Rescuers meanwhile kept digging through the rubble of toppled buildings as hopes slowly faded of finding more survivors from the colossal blast that shook the country and was felt as far away as Cyprus.
It was triggered by a fire in a port warehouse, where a huge shipment of ammonium nitrate, a chemical that can be used as a fertilizer or as an explosive, had languished for years, according to authorities.
Diab said Saturday he would propose early elections to break the impasse that is plunging Lebanon ever deeper into political and economic crisis.
“We can’t exit the country’s structural crisis without holding early parliamentary elections,” Diab said in a televised address, promising a draft bill Monday.
At least six lawmakers have also quit since the August 4 explosion.
The head of Lebanon’s Maronite church patriarch Beshara Rai joined the chorus of people pressing Diab’s entire cabinet to step down over a blast he said could be “described as a crime against humanity.”
The protesters demand the wholesale removal of Lebanon’s ruling class, which they see living in luxury while millions endure job losses, deepening poverty, power blackouts and garbage mountains piling up in the streets.
Working with the mostly youthful protesters are a group of retired army leaders whose state pensions have been decimated by the collapse of the Lebanese economy.
Politics in multi-confessional Lebanon is dominated by former warlords from the 1975-1990 civil war who years ago exchanged their military fatigues for suits, or by their offspring and nephews.
While there are Sunni Muslim, Christian and myriad other groups, the most powerful is the Shiite Hezbollah movement.

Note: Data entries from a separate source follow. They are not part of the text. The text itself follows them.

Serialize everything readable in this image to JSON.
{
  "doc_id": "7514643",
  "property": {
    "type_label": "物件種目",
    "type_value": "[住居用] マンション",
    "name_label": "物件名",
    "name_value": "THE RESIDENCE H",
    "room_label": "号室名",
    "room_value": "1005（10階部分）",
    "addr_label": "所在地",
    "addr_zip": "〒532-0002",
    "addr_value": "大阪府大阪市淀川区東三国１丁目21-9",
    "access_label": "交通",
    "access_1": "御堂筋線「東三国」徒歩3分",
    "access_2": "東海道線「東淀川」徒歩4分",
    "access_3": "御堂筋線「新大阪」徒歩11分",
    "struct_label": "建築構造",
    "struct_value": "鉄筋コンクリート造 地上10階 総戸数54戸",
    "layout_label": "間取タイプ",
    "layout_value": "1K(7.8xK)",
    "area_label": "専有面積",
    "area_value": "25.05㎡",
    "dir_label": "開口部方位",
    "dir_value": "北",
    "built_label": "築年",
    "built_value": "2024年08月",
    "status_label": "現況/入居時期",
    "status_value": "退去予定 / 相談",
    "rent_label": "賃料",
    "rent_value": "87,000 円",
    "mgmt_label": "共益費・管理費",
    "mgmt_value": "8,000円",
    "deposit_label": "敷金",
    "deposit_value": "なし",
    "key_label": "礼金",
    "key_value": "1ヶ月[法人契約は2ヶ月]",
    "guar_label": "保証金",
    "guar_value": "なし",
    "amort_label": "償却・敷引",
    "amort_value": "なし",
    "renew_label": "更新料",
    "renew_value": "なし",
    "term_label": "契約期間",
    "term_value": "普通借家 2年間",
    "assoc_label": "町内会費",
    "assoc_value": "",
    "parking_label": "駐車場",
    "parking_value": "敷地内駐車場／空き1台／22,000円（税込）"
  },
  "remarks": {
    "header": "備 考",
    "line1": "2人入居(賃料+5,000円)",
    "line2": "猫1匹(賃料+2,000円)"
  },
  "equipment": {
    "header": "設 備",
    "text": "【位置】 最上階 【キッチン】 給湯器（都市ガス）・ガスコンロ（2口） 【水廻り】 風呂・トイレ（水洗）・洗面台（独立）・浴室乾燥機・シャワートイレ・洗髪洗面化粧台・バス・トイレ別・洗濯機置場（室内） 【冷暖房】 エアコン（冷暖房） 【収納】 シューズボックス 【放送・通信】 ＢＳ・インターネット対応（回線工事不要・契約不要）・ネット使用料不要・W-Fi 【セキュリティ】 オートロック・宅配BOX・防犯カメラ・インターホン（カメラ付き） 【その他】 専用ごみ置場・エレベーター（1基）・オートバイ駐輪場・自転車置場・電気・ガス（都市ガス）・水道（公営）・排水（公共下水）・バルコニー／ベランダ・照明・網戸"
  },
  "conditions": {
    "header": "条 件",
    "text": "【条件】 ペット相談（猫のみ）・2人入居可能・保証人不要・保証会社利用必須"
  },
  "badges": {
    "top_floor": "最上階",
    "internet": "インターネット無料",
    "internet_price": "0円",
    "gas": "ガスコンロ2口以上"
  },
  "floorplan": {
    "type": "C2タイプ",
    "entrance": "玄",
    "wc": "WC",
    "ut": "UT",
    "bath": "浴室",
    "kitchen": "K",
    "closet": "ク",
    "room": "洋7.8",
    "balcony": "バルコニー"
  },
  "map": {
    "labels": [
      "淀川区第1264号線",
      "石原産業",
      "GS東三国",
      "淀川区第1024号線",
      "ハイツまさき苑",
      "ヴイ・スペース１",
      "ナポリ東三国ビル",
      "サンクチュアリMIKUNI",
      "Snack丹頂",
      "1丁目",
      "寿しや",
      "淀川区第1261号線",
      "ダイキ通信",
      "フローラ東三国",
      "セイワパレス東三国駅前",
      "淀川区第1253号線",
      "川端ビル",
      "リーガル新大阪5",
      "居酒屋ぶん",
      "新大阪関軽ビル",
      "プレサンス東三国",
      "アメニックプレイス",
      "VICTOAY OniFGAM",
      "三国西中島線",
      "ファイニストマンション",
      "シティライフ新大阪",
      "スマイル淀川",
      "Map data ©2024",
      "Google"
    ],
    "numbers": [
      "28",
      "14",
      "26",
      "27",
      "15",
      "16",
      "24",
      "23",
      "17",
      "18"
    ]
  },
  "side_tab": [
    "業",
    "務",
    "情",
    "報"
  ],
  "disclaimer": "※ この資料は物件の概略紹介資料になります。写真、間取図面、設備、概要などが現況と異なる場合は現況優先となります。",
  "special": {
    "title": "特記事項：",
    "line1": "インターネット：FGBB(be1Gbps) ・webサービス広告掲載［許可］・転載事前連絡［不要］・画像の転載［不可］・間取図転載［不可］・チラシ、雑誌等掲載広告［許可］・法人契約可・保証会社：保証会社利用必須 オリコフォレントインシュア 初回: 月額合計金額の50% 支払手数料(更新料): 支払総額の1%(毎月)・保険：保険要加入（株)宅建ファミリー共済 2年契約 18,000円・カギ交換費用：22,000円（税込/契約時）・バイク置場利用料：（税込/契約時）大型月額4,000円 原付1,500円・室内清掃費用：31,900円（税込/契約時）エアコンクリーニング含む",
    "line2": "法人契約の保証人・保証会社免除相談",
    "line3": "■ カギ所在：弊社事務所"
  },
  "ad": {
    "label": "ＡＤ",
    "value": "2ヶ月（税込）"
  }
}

The protesters charge that Lebanon’s elite is fighting over the spoils of government, beholden to their personal and sectarian interests rather than the good of the nation.